Last December, a coalition of student leaders presented a Call to Action to MU administrators. It would eventually spell the end of the use of the One Mizzou slogan in marketing and promotional materials. One Mizzou began as a diversity initiative in 2011 under then-chancellor Brady Deaton.
Ellen de Graffenreid, vice chancellor for marketing and communications, said One Mizzou morphed into a slogan of sorts, adopted by the athletic department to promote MU on a broader, national market.
In April, administrators announced that One Mizzou would be phased out. Student Affairs and the Missouri Students Association have stopped using the phrase, according to administrators’ Call to Action progress report.

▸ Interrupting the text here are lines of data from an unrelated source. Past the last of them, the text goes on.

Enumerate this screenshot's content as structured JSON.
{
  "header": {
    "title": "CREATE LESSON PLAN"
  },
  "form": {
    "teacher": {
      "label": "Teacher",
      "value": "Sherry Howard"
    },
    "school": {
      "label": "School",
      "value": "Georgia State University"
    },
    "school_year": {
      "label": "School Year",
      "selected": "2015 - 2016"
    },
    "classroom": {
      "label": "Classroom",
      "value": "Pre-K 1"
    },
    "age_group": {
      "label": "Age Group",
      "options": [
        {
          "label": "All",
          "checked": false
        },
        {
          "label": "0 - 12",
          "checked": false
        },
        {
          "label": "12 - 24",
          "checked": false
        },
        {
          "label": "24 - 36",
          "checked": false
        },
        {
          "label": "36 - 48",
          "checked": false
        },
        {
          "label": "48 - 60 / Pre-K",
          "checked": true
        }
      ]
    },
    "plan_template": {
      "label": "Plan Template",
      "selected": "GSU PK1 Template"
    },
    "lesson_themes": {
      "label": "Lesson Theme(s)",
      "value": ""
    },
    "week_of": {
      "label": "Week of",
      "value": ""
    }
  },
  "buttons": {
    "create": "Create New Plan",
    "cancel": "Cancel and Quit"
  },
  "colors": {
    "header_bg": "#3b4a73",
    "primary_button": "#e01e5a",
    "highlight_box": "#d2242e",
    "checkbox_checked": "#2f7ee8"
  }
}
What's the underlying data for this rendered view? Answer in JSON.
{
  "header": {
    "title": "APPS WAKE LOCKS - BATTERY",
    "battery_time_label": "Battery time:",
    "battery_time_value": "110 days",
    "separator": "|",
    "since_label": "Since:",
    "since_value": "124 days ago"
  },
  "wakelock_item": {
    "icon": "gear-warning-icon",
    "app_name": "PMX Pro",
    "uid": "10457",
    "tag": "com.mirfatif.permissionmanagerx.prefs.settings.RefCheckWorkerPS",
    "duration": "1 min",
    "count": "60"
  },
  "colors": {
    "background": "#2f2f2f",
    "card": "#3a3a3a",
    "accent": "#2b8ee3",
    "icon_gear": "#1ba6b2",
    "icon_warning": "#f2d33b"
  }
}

“Individual departments and programs using One Mizzou should transition away from the concept, effective immediately,” reads the university’s graphic identity standards.
While One Mizzou was originally conceived as a campus diversity initiative, it has since become a marketing slogan. In May 2011, the MU Athletic department used the phrase in a campaign to help raise funds for the Joplin tornado that killed more than 100 people.
In the last four years, departments around MU have used the phrase for marketing. First, there was a song, which was followed by 30-second TV spot and then an Athletics commercial. For some students, the continued use of the phrase diluted the campaign’s initial purpose, Kwon said.
Young Kwon was among the students who presented the Call to Action to administrators. She’s the former co-chairwoman of Four Front, a council of minority student groups that aims to make MU’s campus more inclusive. When Kwon started her position as Four Front co-chairwoman, she noticed that the meaning of One Mizzou as a diversity initiative had become muddled.
“Several presidents of student governments who sat on One Mizzou Council at the time were losing focus and understanding of One Mizzou,” Kwon said.
In Kwon’s opinion, the One Mizzou diversity initiative brought student governments together, as well as bringing speakers like Maya Angelou and Laverne Cox to campus.
The One Mizzou campaign began in response to several 2011 on-campus hate crimes. In 2010, students spread cotton balls outside of the Gaines/Oldham Black Culture Center two weeks before 850 black students came to MU for the 2011 Big XII Conference on black student government.
Deaton called the unveiling of One Mizzou his “proudest moment” as Chancellor.
Now, MU is looking to build a marketing strategy for a new campaign since April’s announcement. Degraffenreid’s team has been working to develop a new campaign this summer. They began market research with students during the spring semester and plan to talk to alumni and others outside the university this summer.
Degraffenreid said she wants MU’s new marketing campaign to build a distinct brand through an integrated marketing program. She said she wants it to be more developed and go beyond One Mizzou’s slogan-driven model.
“Research will really tell us what direction we need to go in,” Graffenreid said. “It will tell us what the new campaign might need to look like.”
Junior Michael Nowicki said he thought equal rights should remain an area of emphasis for MU, regardless of what specific direction the new campaign ends up taking.
“I think the forefront for the next campaign should be including everyone,” he said. “Equality is for all.”
Director of Athletics Mack Rhoades and Deputy Director of Athletics Wren Baker will be involved in the development of the new campaign, Degraffenreid said.
She said Rhoades and Baker are as devoted to developing a new, clearer marketing message as she is.
Degraffenreid said she is excited to unveil a more focused campaign to MU’s campus and beyond.
“With a new chancellor there’s always going to be transitions,” Degraffenreid said. “It’s a good time to discontinue something that has not had a lot of clarity into having a single meaning for all of our audiences.”